Dr. Sturkey works with graduate students in all fields of Modern United States History. He is currently advising the talented Jennifer Standish and Laura Woods. Dr. Sturkey also serves on the Faculty Advisory Board of the UNC Center for the Study of the American South and has previously served on faculty advisory committees for the Athletic Department, UNC Program in the Humanities, and Honor System. Dr. Sturkey is also an engaged public scholar who regularly delivers public lectures, appears in local and national media, and works with K-12 teachers.
Dr. Sturkey has been widely recognized for his service and scholarship. During the 2017-2018 academic year, he was named one of two faculty recipients of the university-wide UNC Diversity and Inclusion Award for “significant contribution, time and effort of Carolina community members towards advancing an inclusive climate for excellence in teaching, research, public service and academic endeavor.” In 2020, he was awarded the UNC Hettleman Prize for outstanding early career achievement.
Professor Sturkey is not currently accepting any new graduate student advisees.
Recent Public Engagements
- The Future of Black History, The Atlantic, May 4, 2021
- “Warnock’s Win Was 150 Years in the Making — But History Tells Us it is Fragile,” Washington Post, posted on January 18, 2021.
- “The Latest Chapter in Mississippi’s Long History of Squelching Anti-Racist Activism,” Washington Post, posted on December 22, 2020.
- Confederate Monument in Mississippi City Pays Tribute to Past that Never Was, Hattiesburg American, July 2, 2020
- Why Did U.N.C. Give Millions to a Neo-Confederate Group?, The New York Times, December 3, 2019
- The Geer Cemetery: A Lesson in Black History, Durham Herald-Sun & Raleigh News & Observer, February 3, 2019
- Carr Was Indeed Much More than Silent Sam, Durham Herald Sun, October 31, 2017
- Introductory Remarks, “The Words of Frederick Douglass,” Town of Carrboro, July 4, 2018, Carrboro, NC.
- “Beyond the Headlines: Confederate Monuments, Historical Memory, & Free Speech,” Chapel Hill Public Library, August 30, 2017, Chapel Hill, NC.

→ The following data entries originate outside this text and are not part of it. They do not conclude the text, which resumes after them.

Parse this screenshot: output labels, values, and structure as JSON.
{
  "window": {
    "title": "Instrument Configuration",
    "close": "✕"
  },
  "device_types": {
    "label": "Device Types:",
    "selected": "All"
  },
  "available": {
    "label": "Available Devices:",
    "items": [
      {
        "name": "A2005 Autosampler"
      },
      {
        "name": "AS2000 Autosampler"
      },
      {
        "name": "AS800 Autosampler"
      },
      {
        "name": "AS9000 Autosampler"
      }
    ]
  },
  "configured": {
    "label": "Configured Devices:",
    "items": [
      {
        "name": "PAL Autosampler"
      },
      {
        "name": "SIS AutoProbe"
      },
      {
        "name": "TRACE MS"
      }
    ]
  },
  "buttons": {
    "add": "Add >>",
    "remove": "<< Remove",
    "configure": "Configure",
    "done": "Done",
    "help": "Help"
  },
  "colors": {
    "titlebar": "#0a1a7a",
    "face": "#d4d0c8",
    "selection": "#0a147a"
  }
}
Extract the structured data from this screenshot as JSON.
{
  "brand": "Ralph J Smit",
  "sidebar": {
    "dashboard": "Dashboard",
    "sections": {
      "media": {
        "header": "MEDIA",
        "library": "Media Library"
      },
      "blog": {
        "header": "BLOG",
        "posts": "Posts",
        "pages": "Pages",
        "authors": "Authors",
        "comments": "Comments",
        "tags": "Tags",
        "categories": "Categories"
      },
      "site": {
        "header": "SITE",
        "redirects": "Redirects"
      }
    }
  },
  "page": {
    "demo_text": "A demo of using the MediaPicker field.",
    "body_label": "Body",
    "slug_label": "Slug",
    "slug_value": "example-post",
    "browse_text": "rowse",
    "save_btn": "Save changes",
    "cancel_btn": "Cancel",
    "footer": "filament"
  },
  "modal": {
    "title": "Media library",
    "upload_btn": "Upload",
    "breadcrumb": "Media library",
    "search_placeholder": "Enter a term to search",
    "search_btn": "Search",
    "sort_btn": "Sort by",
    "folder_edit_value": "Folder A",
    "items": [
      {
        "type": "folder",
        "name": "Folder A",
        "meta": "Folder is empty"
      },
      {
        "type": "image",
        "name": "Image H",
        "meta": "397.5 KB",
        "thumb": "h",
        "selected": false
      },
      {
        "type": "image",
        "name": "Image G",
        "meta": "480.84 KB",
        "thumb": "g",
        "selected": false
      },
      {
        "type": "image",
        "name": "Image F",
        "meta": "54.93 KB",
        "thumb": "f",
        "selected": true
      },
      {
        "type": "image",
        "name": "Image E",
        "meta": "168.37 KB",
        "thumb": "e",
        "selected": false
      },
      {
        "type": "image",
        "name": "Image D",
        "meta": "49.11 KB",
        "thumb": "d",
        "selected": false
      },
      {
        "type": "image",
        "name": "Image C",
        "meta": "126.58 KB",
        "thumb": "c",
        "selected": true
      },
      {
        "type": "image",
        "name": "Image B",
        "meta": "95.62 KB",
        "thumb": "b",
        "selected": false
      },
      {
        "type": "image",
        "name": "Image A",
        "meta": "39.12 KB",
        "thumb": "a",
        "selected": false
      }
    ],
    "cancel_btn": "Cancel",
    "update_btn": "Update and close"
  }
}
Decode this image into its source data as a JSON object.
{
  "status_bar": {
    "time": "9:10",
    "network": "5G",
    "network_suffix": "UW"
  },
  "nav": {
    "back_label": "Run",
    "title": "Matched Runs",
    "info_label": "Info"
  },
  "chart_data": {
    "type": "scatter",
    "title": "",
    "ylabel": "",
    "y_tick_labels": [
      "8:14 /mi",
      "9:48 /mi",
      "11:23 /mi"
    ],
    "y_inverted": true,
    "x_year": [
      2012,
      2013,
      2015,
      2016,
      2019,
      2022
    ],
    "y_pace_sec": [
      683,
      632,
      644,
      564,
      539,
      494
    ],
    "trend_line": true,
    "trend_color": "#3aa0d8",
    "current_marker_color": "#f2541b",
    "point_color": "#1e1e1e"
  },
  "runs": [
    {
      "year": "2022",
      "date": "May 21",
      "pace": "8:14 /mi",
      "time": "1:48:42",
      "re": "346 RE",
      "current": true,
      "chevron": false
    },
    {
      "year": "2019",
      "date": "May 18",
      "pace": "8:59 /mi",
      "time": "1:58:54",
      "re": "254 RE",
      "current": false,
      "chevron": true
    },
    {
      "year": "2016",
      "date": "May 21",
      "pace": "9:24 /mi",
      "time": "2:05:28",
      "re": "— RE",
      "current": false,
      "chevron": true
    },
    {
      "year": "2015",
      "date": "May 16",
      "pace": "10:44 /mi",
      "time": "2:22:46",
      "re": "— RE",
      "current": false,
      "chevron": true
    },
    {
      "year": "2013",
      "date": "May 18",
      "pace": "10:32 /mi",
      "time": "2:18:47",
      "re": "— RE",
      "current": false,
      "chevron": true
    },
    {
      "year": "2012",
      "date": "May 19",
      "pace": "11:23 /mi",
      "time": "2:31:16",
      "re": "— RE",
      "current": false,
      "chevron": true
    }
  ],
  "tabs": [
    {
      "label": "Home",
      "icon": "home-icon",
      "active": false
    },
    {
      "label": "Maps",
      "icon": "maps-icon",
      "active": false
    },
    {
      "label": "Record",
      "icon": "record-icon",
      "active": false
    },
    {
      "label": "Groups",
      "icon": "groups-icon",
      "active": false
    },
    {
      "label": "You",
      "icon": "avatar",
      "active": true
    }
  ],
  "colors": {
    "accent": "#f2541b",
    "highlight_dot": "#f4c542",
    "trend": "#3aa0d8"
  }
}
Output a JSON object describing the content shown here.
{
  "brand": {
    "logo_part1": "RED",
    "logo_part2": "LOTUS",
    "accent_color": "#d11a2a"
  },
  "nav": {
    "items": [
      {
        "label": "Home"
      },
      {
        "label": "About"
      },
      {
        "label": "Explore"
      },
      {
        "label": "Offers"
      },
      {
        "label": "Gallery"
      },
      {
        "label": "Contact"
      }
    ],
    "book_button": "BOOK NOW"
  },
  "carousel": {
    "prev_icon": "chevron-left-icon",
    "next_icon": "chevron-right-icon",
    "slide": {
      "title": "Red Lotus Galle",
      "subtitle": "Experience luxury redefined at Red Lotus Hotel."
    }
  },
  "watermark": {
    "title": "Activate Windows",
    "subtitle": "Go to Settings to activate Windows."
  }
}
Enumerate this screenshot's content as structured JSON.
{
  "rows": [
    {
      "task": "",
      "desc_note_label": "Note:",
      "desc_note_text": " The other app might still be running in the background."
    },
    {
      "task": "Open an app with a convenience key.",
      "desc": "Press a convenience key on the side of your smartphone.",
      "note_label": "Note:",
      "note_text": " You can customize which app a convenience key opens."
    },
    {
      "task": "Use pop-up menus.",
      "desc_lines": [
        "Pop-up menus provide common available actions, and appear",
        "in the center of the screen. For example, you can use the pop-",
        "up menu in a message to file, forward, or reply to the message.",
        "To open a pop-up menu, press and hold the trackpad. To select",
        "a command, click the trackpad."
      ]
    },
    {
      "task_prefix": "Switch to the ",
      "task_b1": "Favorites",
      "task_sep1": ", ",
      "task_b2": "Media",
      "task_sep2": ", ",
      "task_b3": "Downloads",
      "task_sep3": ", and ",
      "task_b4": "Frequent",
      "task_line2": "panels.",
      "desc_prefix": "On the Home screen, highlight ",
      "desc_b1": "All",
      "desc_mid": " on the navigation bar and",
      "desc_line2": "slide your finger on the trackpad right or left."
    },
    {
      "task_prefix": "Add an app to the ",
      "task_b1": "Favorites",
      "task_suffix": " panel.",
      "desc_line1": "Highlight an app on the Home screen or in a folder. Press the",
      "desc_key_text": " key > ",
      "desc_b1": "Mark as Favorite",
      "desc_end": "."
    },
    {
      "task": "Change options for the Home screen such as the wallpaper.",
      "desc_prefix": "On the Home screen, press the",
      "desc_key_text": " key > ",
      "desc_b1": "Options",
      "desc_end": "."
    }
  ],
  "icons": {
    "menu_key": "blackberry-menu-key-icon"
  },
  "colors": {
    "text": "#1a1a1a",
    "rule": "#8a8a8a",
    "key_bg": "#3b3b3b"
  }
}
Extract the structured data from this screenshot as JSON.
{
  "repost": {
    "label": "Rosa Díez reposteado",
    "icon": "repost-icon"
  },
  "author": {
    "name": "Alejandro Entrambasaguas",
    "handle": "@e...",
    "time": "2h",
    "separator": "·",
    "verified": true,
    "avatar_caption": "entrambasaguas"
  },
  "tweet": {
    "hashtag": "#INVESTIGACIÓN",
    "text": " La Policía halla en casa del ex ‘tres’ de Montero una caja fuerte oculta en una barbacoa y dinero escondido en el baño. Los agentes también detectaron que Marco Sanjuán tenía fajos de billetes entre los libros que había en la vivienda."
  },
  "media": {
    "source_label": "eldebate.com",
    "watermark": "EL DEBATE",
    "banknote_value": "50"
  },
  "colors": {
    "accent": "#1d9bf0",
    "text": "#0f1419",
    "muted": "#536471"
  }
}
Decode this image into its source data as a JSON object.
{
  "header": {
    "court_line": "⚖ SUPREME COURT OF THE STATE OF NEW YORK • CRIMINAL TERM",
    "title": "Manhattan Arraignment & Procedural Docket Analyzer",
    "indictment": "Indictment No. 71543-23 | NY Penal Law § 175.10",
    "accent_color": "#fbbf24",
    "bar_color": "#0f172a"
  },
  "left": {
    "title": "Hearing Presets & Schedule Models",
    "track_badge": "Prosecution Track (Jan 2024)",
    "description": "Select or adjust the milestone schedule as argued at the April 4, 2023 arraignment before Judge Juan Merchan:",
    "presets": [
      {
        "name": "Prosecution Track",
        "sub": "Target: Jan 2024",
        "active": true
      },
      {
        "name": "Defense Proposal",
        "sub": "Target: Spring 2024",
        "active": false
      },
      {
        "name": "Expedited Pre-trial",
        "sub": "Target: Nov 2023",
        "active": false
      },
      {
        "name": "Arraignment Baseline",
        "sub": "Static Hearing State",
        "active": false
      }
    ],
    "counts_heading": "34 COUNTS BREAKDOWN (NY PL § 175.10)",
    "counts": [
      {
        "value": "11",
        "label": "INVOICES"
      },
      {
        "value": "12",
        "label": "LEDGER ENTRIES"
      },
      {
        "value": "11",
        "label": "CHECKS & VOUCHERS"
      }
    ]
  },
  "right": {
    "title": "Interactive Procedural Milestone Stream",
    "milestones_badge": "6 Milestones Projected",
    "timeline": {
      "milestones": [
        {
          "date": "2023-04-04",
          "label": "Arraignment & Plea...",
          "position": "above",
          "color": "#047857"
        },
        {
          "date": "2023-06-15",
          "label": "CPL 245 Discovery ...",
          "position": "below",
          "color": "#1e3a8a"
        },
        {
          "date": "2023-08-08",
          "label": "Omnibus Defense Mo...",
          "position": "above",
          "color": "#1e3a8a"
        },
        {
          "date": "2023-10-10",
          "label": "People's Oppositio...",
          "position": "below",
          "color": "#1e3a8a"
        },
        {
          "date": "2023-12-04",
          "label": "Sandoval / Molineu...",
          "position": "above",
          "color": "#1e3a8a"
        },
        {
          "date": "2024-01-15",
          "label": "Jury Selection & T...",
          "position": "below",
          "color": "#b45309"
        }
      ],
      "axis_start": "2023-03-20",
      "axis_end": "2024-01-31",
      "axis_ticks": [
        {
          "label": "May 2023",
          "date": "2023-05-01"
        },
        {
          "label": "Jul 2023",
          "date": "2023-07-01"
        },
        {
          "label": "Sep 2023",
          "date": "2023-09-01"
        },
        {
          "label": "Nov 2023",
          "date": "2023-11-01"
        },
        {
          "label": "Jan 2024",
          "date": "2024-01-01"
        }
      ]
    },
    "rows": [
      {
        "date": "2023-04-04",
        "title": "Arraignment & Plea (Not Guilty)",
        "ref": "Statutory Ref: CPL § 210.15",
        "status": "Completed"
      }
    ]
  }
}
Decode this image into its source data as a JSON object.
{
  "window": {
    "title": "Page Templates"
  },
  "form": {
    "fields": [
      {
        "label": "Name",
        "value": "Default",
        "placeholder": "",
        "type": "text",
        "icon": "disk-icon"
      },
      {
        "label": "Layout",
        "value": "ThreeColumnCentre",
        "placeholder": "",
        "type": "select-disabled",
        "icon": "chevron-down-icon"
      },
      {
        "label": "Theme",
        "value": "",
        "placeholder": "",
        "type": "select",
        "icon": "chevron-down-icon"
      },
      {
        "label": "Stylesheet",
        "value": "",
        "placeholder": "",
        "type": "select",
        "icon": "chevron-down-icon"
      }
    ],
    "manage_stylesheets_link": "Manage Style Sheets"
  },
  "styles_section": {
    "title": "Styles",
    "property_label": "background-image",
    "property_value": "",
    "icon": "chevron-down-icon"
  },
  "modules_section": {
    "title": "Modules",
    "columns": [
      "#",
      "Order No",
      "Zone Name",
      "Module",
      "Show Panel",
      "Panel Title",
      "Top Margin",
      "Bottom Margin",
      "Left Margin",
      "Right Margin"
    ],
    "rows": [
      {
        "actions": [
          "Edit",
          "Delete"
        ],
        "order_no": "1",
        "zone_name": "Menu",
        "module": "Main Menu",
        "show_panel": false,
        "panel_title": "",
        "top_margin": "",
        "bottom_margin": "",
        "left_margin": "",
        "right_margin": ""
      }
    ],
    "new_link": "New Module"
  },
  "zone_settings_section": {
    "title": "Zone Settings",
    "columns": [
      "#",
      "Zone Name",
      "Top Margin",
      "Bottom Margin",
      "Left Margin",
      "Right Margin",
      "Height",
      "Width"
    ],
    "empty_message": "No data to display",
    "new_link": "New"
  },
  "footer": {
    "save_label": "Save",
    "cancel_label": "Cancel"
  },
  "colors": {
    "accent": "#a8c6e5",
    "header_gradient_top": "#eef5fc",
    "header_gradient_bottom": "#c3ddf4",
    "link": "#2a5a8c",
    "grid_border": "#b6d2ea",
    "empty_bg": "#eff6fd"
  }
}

Some Notable Publications
- Hattiesburg: An American City in Black and White (Cambridge, MA: Harvard University Press, 2019). [Purchase Online]
- “Race and Reconciliation on the Gulf & Ship Island Railroad,” Southern Cultures, Vol. 24, No. 4 (Winter 2018): 87-104
- Co-editor with Jon Hale, To Write in the Light of Freedom: The Newspapers of the 1964 Mississippi Freedom Schools (Jackson, MS: University Press of Mississippi, 2015). [Purchase Online]
- “‘Crafts of Freedom:’ The Poor People’s Corporation and Working-Class African American Women’s Activism for Black Power,” The Journal of Mississippi History, Vol. LXXIV, No. 1 (Spring 2012): 25–60
- “‘I Want to Become Part of History:’ Freedom Summer, Freedom Schools, and the Freedom News,” The Journal of African American History, Vol. 95, No. 3 & 4 (Summer/Fall 2010): 348–368, Special Issue on “Black Print Culture”
Courses Taught (as schedule allows)
For current information about course offerings, click here.
- History 89: First Year Seminar: Go Tell It On the Mountain: Black Life in the Fifties
- History 128: American History since 1865
- History 382: The History of the Civil Rights Movement
- History 384: America in the 1960s
- History 395: Race & Memory at UNC, Autumn 2019
- History 398: History Research Seminar, “The American Icon” & “My Hometown”
- History 671: Introduction to Public History, Spring 2021
- History 728: Graduate Colloquium in U.S. History since 1900
- History 870: Readings in African American History, Autumn 2019